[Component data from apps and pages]
★ ★ ★ ★ ★

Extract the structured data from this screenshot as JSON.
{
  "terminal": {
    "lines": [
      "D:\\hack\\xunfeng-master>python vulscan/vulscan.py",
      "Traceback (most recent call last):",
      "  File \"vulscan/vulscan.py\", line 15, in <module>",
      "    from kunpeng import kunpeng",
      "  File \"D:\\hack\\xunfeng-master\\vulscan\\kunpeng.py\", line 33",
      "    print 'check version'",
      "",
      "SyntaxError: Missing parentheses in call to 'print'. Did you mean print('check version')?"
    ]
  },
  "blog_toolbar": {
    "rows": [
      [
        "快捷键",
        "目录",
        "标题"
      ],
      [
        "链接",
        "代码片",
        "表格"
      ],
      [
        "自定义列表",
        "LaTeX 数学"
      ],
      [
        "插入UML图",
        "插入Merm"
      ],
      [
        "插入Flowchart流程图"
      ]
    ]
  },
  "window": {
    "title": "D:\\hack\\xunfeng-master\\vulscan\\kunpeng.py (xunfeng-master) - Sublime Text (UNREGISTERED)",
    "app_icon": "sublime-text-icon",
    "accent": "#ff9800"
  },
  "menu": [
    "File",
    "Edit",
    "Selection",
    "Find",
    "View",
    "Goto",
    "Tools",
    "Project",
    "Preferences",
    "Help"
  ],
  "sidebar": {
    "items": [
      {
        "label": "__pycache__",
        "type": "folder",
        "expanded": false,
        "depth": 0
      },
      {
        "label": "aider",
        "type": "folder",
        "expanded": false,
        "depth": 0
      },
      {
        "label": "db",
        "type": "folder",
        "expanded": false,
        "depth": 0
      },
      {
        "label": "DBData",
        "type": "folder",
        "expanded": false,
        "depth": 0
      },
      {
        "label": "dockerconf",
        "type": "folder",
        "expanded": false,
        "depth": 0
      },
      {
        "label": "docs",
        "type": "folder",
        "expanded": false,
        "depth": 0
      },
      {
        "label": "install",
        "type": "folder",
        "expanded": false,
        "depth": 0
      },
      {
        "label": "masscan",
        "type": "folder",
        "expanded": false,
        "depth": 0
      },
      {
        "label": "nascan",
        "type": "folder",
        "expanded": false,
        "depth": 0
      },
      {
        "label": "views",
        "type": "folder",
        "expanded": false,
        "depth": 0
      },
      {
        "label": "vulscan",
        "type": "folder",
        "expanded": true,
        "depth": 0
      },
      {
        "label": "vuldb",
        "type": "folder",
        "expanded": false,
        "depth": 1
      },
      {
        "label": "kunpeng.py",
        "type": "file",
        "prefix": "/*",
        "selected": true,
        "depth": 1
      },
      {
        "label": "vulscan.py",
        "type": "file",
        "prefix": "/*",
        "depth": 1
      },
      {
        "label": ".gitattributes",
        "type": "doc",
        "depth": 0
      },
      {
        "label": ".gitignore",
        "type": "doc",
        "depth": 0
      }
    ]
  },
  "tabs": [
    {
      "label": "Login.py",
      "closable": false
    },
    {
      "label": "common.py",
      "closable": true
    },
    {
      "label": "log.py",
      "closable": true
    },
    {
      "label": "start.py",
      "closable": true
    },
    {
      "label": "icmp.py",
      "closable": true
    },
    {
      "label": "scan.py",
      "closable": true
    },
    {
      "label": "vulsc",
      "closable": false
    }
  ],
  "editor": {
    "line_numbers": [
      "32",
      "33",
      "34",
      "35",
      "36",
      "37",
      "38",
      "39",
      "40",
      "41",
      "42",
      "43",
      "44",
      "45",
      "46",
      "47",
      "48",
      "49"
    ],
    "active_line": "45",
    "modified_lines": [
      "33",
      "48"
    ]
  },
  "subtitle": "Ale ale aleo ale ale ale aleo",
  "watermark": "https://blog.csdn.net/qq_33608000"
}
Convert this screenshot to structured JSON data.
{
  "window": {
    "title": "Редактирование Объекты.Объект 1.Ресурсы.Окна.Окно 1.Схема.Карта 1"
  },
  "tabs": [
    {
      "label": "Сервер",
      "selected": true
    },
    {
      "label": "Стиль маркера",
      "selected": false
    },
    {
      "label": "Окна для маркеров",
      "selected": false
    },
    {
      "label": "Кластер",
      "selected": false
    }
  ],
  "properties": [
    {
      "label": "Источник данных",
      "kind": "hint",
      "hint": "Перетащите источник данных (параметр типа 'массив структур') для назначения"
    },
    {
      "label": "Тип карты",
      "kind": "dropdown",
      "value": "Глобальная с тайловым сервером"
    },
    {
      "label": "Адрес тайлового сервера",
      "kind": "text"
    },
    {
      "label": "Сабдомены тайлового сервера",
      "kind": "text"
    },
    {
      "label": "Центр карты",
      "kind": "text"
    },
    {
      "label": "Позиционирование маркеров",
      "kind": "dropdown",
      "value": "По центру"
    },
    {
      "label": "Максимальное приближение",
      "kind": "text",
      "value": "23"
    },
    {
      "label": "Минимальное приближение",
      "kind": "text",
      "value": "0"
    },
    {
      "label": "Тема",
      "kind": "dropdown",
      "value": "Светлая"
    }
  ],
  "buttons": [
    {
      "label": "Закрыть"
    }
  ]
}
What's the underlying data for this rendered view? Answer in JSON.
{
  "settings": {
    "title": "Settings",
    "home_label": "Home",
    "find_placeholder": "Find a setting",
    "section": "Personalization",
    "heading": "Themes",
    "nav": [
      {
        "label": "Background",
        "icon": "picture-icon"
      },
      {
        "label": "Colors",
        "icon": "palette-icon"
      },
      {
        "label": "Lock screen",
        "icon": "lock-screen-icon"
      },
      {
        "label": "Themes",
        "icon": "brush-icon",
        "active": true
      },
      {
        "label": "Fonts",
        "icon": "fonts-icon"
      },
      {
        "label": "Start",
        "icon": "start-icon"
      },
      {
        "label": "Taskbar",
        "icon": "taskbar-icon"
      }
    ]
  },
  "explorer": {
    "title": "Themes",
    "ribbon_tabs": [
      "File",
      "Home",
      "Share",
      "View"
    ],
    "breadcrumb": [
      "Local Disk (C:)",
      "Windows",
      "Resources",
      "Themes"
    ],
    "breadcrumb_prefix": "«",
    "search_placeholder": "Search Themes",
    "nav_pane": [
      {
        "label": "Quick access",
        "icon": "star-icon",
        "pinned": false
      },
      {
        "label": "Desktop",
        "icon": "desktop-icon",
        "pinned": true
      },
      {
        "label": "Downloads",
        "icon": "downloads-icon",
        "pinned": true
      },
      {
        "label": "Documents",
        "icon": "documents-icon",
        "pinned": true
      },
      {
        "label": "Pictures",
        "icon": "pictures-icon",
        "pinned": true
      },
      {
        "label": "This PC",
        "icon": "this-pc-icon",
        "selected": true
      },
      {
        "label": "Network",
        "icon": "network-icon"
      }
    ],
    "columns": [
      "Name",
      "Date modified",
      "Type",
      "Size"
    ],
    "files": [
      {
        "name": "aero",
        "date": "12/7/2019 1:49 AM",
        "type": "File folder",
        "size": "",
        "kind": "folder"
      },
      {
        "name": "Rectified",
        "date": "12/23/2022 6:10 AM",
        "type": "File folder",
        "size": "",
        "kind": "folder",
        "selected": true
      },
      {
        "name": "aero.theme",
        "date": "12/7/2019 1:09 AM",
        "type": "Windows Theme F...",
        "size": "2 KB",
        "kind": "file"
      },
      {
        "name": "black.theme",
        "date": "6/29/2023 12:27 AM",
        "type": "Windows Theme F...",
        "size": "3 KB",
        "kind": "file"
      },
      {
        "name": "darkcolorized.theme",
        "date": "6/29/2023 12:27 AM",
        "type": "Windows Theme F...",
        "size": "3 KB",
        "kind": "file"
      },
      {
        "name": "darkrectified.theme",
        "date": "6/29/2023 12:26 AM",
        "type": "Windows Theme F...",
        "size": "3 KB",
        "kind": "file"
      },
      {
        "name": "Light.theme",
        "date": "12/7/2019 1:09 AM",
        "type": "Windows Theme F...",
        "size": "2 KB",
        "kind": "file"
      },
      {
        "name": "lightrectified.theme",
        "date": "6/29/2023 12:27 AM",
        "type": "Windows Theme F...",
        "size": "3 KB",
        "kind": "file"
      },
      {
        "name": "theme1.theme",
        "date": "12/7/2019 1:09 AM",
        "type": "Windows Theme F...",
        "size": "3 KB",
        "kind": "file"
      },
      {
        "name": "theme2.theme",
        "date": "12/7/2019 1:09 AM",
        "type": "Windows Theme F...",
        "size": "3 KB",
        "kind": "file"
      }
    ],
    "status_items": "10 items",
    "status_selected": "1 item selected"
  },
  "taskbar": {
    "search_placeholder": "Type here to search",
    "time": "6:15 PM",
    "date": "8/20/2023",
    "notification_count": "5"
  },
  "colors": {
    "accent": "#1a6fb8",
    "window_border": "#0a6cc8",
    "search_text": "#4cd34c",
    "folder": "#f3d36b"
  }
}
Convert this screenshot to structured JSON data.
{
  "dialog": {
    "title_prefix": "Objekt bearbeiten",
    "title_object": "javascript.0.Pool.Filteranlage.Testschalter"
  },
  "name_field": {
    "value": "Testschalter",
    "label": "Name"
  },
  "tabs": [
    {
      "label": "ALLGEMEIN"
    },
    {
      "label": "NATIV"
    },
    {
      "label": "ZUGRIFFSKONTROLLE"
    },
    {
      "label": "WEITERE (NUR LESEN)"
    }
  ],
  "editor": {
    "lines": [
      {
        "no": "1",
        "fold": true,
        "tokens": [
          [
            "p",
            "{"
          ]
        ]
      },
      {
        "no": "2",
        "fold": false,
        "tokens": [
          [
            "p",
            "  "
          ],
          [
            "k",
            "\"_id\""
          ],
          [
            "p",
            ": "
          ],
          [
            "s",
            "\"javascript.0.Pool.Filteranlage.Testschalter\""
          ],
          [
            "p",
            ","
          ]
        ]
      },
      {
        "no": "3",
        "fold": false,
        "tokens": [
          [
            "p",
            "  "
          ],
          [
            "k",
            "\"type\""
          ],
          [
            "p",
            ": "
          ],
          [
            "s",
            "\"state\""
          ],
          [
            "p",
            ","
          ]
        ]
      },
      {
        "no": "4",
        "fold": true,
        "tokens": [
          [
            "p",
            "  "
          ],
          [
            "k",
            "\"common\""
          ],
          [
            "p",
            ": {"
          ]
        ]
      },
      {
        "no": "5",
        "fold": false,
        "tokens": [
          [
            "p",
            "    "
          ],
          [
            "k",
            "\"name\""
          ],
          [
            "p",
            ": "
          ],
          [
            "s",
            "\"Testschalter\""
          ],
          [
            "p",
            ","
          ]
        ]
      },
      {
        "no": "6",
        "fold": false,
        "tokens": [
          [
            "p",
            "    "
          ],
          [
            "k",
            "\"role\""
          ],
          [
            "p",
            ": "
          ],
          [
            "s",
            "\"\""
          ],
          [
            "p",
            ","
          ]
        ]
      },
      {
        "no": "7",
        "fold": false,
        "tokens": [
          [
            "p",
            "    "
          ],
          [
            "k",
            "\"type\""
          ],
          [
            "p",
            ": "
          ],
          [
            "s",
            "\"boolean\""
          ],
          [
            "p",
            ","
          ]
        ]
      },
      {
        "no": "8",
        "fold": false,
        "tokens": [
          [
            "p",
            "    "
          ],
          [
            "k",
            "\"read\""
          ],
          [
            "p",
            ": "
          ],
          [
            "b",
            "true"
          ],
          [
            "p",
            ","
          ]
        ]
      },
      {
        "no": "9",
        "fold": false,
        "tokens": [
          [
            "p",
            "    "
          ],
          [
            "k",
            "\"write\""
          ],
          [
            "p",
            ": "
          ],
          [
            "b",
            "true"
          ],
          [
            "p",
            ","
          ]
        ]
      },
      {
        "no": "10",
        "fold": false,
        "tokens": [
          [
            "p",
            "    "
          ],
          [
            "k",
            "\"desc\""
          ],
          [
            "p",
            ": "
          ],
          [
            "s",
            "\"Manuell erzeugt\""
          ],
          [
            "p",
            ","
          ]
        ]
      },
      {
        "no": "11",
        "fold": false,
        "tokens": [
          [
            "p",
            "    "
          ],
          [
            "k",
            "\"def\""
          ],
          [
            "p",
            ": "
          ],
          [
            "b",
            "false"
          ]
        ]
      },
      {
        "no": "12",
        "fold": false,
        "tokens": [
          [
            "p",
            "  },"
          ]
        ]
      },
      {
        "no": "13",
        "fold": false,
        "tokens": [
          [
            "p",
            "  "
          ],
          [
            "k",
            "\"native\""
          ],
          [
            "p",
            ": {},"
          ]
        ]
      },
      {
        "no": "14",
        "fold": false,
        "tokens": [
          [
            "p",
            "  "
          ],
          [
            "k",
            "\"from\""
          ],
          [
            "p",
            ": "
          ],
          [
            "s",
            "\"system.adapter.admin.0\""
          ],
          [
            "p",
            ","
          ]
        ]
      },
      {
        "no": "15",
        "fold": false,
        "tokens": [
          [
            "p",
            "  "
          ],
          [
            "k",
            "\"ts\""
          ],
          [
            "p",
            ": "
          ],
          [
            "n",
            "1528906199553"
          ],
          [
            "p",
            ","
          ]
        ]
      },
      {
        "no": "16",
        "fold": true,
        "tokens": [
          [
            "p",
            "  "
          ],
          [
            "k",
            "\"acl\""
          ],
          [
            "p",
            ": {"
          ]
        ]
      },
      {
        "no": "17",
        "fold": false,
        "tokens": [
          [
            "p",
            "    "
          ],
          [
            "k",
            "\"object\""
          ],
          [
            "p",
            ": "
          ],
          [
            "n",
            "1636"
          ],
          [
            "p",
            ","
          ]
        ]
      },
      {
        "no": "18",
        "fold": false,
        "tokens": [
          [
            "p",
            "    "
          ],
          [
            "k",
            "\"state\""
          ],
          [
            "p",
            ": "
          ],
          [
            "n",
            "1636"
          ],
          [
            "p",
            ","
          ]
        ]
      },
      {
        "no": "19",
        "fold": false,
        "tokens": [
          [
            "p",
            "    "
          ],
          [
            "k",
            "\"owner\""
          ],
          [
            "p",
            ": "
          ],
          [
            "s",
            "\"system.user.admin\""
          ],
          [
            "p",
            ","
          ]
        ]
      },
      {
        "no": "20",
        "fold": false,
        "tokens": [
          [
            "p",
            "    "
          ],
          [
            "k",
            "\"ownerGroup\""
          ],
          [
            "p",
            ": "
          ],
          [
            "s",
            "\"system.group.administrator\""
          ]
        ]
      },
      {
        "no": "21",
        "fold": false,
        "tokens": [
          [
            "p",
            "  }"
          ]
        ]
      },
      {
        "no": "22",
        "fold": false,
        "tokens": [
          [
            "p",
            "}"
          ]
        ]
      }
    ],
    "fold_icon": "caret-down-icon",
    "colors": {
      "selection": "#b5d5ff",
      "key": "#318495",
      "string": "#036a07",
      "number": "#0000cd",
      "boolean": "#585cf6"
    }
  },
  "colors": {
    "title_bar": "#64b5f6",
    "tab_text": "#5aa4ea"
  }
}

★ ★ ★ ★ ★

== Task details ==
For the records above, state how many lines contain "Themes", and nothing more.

== Exercise answer ==
5